We all know how much planning a Walt Disney World trip takes, and how difficult it can be to switch plans at the last minute. In my article on what to do at Walt Disney World during rainy days I talk about the importance of flexibility during bad weather, and the same can be applied to cold weather. While cold weather isn’t going to cancel a parade or close a ride down, it can make things anywhere from a bit uncomfortable to downright miserable. If you are planning to watch the Happily Ever After fireworks for example, and that night the temperatures are going to be in the 30’s, you might want to adjust your plans a little, especially if traveling with young children.
Water park and pool days can also be tricky to plan during the winter months. If the temperatures are estimated to be colder than about 50 degrees, the water parks will close altogether; if you’re visiting for only a few days during the winter, I would advise against buying water park tickets in advance because you simply may not be able to use them. Similarly, planning a pool day might be difficult since you don’t know which days are going to be warm enough to swim. If your kids are anything like mine, then they will want to swim no matter how cold it is, but if the temperature is only 30 degrees, no one is going to want to spend the day by the pool! Try to have a little flexibility in your plans so that those really cold days can be spent in the most comfortable way possible.
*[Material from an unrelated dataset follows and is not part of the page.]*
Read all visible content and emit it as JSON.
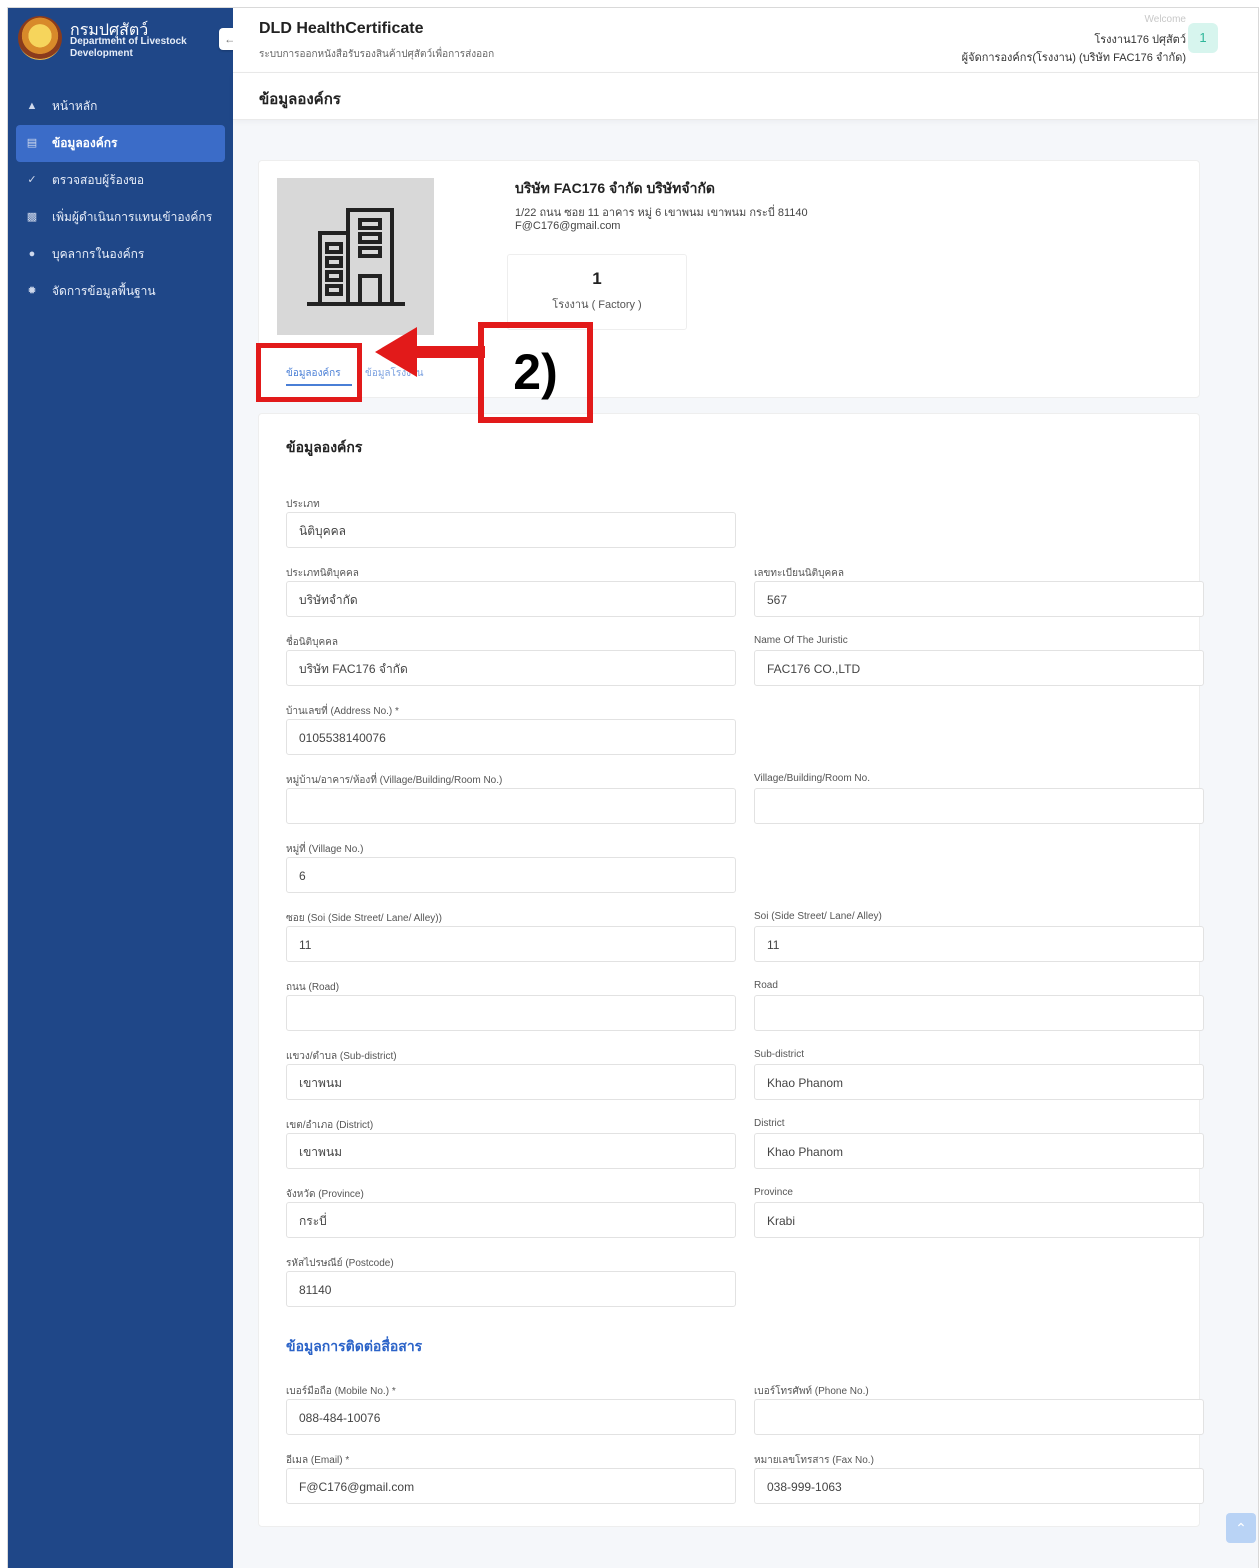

Make the most of visiting Walt Disney World during cold weather!
My favorite time of year to visit Walt Disney World is during the winter! Aside from how amazing it is to visit during the Christmas period (read more on visiting Walt Disney World during Christmas) a trip when the weather is cooler is so, SO much nicer than during the summer! Have you ever been to the parks and just wanted to walk around, enjoying the little details, but it’s been too unbearably hot? How about wanting to try a really great food item but all you really can handle is a gallon of water and an ice cream? Well, winter is the time to stroll around at ease, eating that awesome treat, to your hearts content because the weather is comfortable. January and February are usually slower times at Walt Disney World too, so you can take advantage of lower crowds, shorter waits for rides, and a better chance of getting into the most popular restaurants! Honestly, I tell everyone I know that winter is the absolute best time to visit Walt Disney World, so pack all of your layers, and get out there and have a great time!
Have you ever visited Walt Disney World during a cold spell? Let me know in the comments!